The ESID Documenting Centers remain in full possession of the registry data and ESID investigators have the right to publish data extracted from the APDS registry at any time – with prior information of the industry partners. Data access and publication rules for this and all other ESID registry projects have been specified and approved by the ESID board.

How can I join the APDS registry project?

Participating centers have to be ESID registry documenting centers. If your center is not yet an ESID registry documenting center, please follow the  instructions how to join.

To participate in the APDS registry project and receive funding for patient documentation, please contact Annette Uhlmann ( ) to:

  • arrange the contract between ESID and the documenting center for this level 3 project
  • receive access (password) to the APDS project homepage where you find all documents needed for patient inclusion
  • get information on payment conditions for patient registration
  • get additional information related to the project 

How can I include a patient into the APDS registry?

All relevant information and documents for patient inclusion is provided on the APDS project homepage (password protected). 

Please assure:

  • that the patient has signed the consent for the ESID registry including the consent to forward data to industry partners (ESID consent version 2 or newer, CEREDIH consent version 2010 or newer) – see patient consent section.
  • that the patient has been registered in the ESID registry and ESID level 1 dataset has been completed ( new level 1 registration).

Contacts

ESID project coordination: , Tel. +49 761 270 36961

APDS project coordinator: A. Uhlmann -  Tel. +49 761 270 77771

APDS lead investigators:

Alison Condliffe, Sheffield, UK -

Stephan Ehl, Freiburg, Germany –

Sven Kracker, Paris, France -

References: 

Angulo, I., O. Vadas, F. Garçon, E. Banham-Hall, V. Plagnol, T.R. Leahy, H. Baxendale, T. Coulter, J. Curtis, C. Wu, K. Blake-Palmer, O. Perisic, D. Smyth, M. Maes, C. Fiddler, J. Juss, D. Cilliers, G. Markelj, A. Chandra, G. Farmer, A. Kielkowska, J. Clark, S. Kracker, M. Debré, C. Picard, I. Pellier, N. Jabado, J.A. Morris, G. Barcenas-Morales, A. Fischer, L. Stephens, P. Hawkins, J.C. Barrett, M. Abinun, M. Clatworthy, A. Durandy, R. Doffinger, E. Chilvers, A.J. Cant, D. Kumararatne, K. Okkenhaug, R.L. Williams, A. Condliffe, and S. Nejentsev. 2013. Phosphoinositide 3-Kinase δ Gene Mutation Predisposes to Respiratory Infection and Airway Damage. Science 34:866-871

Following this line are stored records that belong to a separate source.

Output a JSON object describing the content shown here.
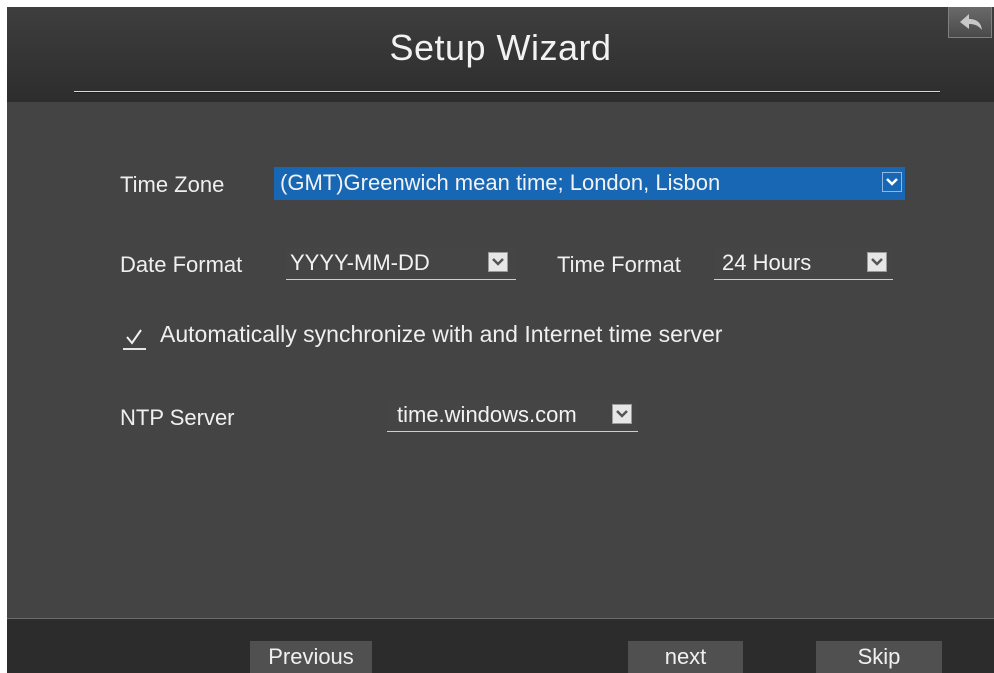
{
  "header": {
    "title": "Setup Wizard",
    "back_icon": "back-arrow-icon"
  },
  "form": {
    "time_zone": {
      "label": "Time Zone",
      "value": "(GMT)Greenwich mean time; London, Lisbon"
    },
    "date_format": {
      "label": "Date Format",
      "value": "YYYY-MM-DD"
    },
    "time_format": {
      "label": "Time Format",
      "value": "24 Hours"
    },
    "auto_sync": {
      "checked": true,
      "label": "Automatically synchronize with and Internet time server"
    },
    "ntp_server": {
      "label": "NTP Server",
      "value": "time.windows.com"
    }
  },
  "footer": {
    "previous_label": "Previous",
    "next_label": "next",
    "skip_label": "Skip"
  },
  "colors": {
    "background": "#444444",
    "header": "#333333",
    "footer": "#2c2c2c",
    "selection_blue": "#1767b4",
    "button": "#505050",
    "text": "#efefef"
  }
}
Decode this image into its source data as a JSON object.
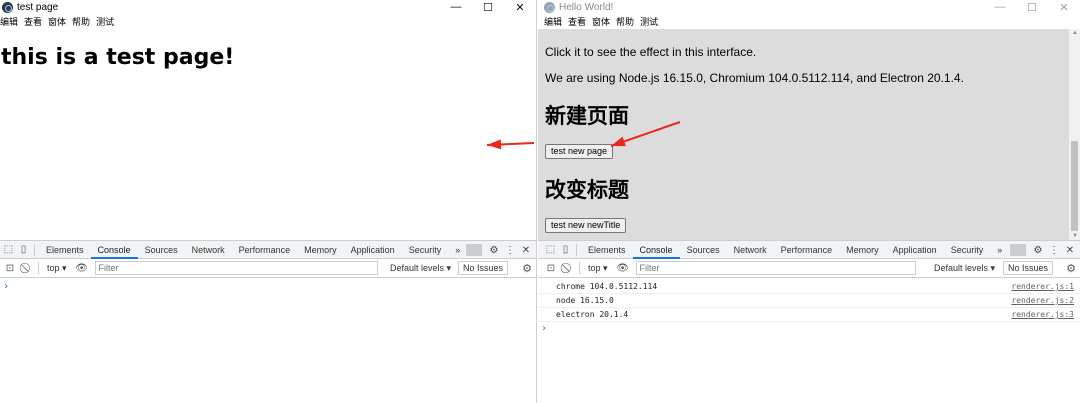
{
  "left_window": {
    "title": "test page",
    "controls": [
      "—",
      "☐",
      "✕"
    ],
    "menu": [
      "编辑",
      "查看",
      "窗体",
      "帮助",
      "测试"
    ],
    "heading": "this is a test page!",
    "devtools": {
      "tabs": [
        "Elements",
        "Console",
        "Sources",
        "Network",
        "Performance",
        "Memory",
        "Application",
        "Security"
      ],
      "active_tab": "Console",
      "more": "»",
      "context": "top",
      "filter_placeholder": "Filter",
      "levels": "Default levels",
      "issues": "No Issues",
      "prompt": "›"
    }
  },
  "right_window": {
    "title": "Hello World!",
    "controls": [
      "—",
      "☐",
      "✕"
    ],
    "menu": [
      "编辑",
      "查看",
      "窗体",
      "帮助",
      "测试"
    ],
    "content": {
      "line1": "Click it to see the effect in this interface.",
      "line2": "We are using Node.js 16.15.0, Chromium 104.0.5112.114, and Electron 20.1.4.",
      "heading1": "新建页面",
      "button1": "test new page",
      "heading2": "改变标题",
      "button2": "test new newTitle"
    },
    "devtools": {
      "tabs": [
        "Elements",
        "Console",
        "Sources",
        "Network",
        "Performance",
        "Memory",
        "Application",
        "Security"
      ],
      "active_tab": "Console",
      "more": "»",
      "context": "top",
      "filter_placeholder": "Filter",
      "levels": "Default levels",
      "issues": "No Issues",
      "logs": [
        {
          "message": "chrome 104.0.5112.114",
          "source": "renderer.js:1"
        },
        {
          "message": "node 16.15.0",
          "source": "renderer.js:2"
        },
        {
          "message": "electron 20.1.4",
          "source": "renderer.js:3"
        }
      ],
      "prompt": "›"
    }
  },
  "annotation_color": "#e8281e"
}
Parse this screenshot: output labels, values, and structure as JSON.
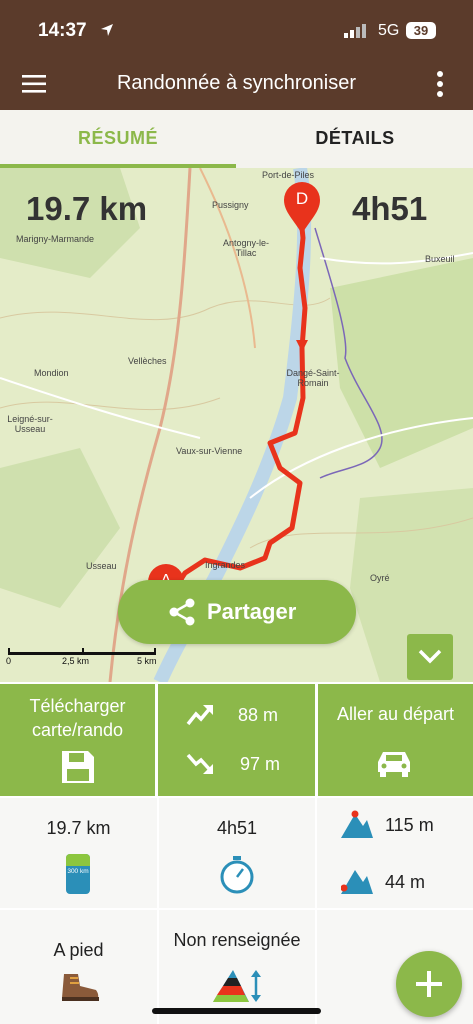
{
  "status": {
    "time": "14:37",
    "network": "5G",
    "battery": "39"
  },
  "header": {
    "title": "Randonnée à synchroniser"
  },
  "tabs": [
    {
      "label": "RÉSUMÉ"
    },
    {
      "label": "DÉTAILS"
    }
  ],
  "map": {
    "distance": "19.7 km",
    "duration": "4h51",
    "start_marker": "A",
    "end_marker": "D",
    "places": [
      "Port-de-Piles",
      "Pussigny",
      "Marigny-Marmande",
      "Antogny-le-Tillac",
      "Buxeuil",
      "Vellèches",
      "Mondion",
      "Dangé-Saint-Romain",
      "Leigné-sur-Usseau",
      "Vaux-sur-Vienne",
      "Usseau",
      "Ingrandes",
      "Oyré"
    ],
    "scale": [
      "0",
      "2,5 km",
      "5 km"
    ],
    "share_label": "Partager"
  },
  "actions": {
    "download_label": "Télécharger carte/rando",
    "ascent": "88 m",
    "descent": "97 m",
    "go_start_label": "Aller au départ"
  },
  "stats": {
    "distance": "19.7 km",
    "distance_badge": "300 km",
    "duration": "4h51",
    "max_altitude": "115 m",
    "min_altitude": "44 m",
    "activity": "A pied",
    "difficulty": "Non renseignée"
  },
  "colors": {
    "brand_brown": "#5b3b2b",
    "accent_green": "#8cb84a",
    "route_red": "#e8331c"
  }
}
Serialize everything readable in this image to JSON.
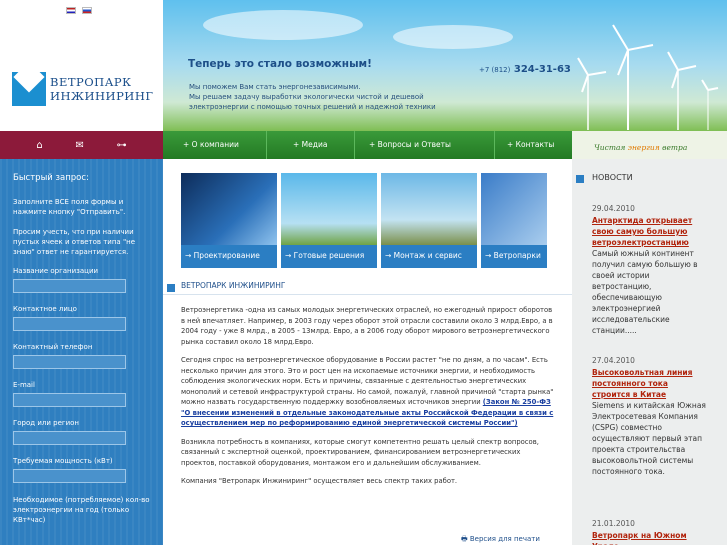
{
  "lang": {
    "en_title": "English",
    "ru_title": "Русский"
  },
  "logo": {
    "line1": "ВЕТРОПАРК",
    "line2": "ИНЖИНИРИНГ"
  },
  "iconbar": {
    "items": [
      "home-icon",
      "mail-icon",
      "sitemap-icon"
    ]
  },
  "quick_request": {
    "title": "Быстрый запрос:",
    "intro": "Заполните ВСЕ поля формы и нажмите кнопку \"Отправить\".",
    "note": "Просим учесть, что при наличии пустых ячеек и ответов типа \"не знаю\" ответ не гарантируется.",
    "fields": [
      {
        "label": "Название организации",
        "value": ""
      },
      {
        "label": "Контактное лицо",
        "value": ""
      },
      {
        "label": "Контактный телефон",
        "value": ""
      },
      {
        "label": "E-mail",
        "value": ""
      },
      {
        "label": "Город или регион",
        "value": ""
      },
      {
        "label": "Требуемая мощность (кВт)",
        "value": ""
      },
      {
        "label": "Необходимое (потребляемое) кол-во электроэнергии на год (только КВт*час)",
        "value": ""
      }
    ]
  },
  "banner": {
    "slogan": "Теперь это стало возможным!",
    "phone_prefix": "+7 (812)",
    "phone": "324-31-63",
    "tagline1": "Мы поможем Вам стать энергонезависимыми.",
    "tagline2": "Мы решаем задачу выработки экологически чистой и дешевой",
    "tagline3": "электроэнергии с помощью точных решений и надежной техники"
  },
  "nav": {
    "items": [
      "О компании",
      "Медиа",
      "Вопросы и Ответы",
      "Контакты"
    ]
  },
  "nav_slogan": {
    "a": "Чистая ",
    "b": "энергия ",
    "c": "ветра"
  },
  "cards": [
    "Проектирование",
    "Готовые решения",
    "Монтаж и сервис",
    "Ветропарки"
  ],
  "section": {
    "title": "ВЕТРОПАРК ИНЖИНИРИНГ"
  },
  "article": {
    "p1": "Ветроэнергетика -одна из самых молодых энергетических отраслей, но ежегодный прирост оборотов в ней впечатляет. Например, в 2003 году через оборот этой отрасли составили около 3 млрд.Евро, а в 2004 году - уже 8 млрд., в 2005 - 13млрд. Евро, а в 2006 году оборот мирового ветроэнергетического рынка составил около 18 млрд.Евро.",
    "p2a": "Сегодня спрос на ветроэнергетическое оборудование в России растет \"не по дням, а по часам\". Есть несколько причин для этого. Это и рост цен на ископаемые источники энергии, и необходимость соблюдения экологических норм. Есть и причины, связанные с деятельностью энергетических монополий и сетевой инфраструктурой страны. Но самой, пожалуй, главной причиной \"старта рынка\" можно назвать государственную поддержку возобновляемых источников энергии ",
    "p2link": "(Закон № 250-ФЗ \"О внесении изменений в отдельные законодательные акты Российской Федерации в связи с осуществлением мер по реформированию единой энергетической системы России\")",
    "p3": "Возникла потребность в компаниях, которые смогут компетентно решать целый спектр вопросов, связанный с экспертной оценкой, проектированием, финансированием ветроэнергетических проектов, поставкой оборудования, монтажом его и дальнейшим обслуживанием.",
    "p4": "Компания \"Ветропарк Инжиниринг\" осуществляет весь спектр таких работ.",
    "print": "Версия для печати"
  },
  "news": {
    "title": "НОВОСТИ",
    "items": [
      {
        "date": "29.04.2010",
        "title": "Антарктида открывает свою самую большую ветроэлектростанцию",
        "text": "Самый южный континент получил самую большую в своей истории ветростанцию, обеспечивающую электроэнергией исследовательские станции....."
      },
      {
        "date": "27.04.2010",
        "title": "Высоковольтная линия постоянного тока строится в Китае",
        "text": "Siemens и китайская Южная Электросетевая Компания (CSPG) совместно осуществляют первый этап проекта строительства высоковольтной системы постоянного тока."
      },
      {
        "date": "21.01.2010",
        "title": "Ветропарк на Южном Урале",
        "text": ""
      }
    ]
  }
}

Lucas CL, Kuehn HS, Zhao F, Niemela JE, Deenick EK, Palendira U, Avery DT, Moens L, Cannons JL, Biancalana M, Stoddard J, Ouyang W, Frucht DM, Rao VK, Atkinson TP, Agharahimi A, Hussey AA, Folio LR, Olivier KN, Fleisher TA, Pittaluga S, Holland SM, Cohen JI, Oliveira JB, Tangye SG, Schwartzberg PL, Lenardo MJ, Uzel G. 2014. Dominant-activating germline mutations in the gene encoding the PI(3)K catalytic subunit p110δ result in T cell senescence and human immunodeficiency. Nat Immunol. 15:88–97.

Kracker, S., J. Curtis, M. A. Ibrahim, A. Sediva, J. Salisbury, V. Campr, M. Debre, J. D. Edgar, K. Imai, C. Picard, J. L. Casanova, A. Fischer, S. Nejentsev, and A. Durandy. 2014. Occurrence of B-cell lymphomas in patients with activated phosphoinositide 3-kinase delta syndrome. The Journal of Allergy and Clinical Immunology 134:233-236.

Deau, M. C., L. Heurtier, P. Frange, F. Suarez, C. Bole-Feysot, P. Nitschke, M. Cavazzana, C. Picard, A. Durandy, A. Fischer, and S. Kracker. 2014. A human immunodeficiency caused by mutations in the PIK3R1 gene. J Clin Invest 124:3923-8.

Lucas, C. L., Y. Zhang, A. Venida, Y. Wang, J. Hughes, J. McElwee, M. Butrick, H. Matthews, S. Price, M. Biancalana, X. Wang, M. Richards, T. Pozos, I. Barlan, A. Ozen, V. K. Rao, H. C. Su, and M. J. Lenardo. 2014. Heterozygous splice mutation in PIK3R1 causes human immunodeficiency with lymphoproliferation due to dominant activation of PI3K. J Exp Med 211:2537-47.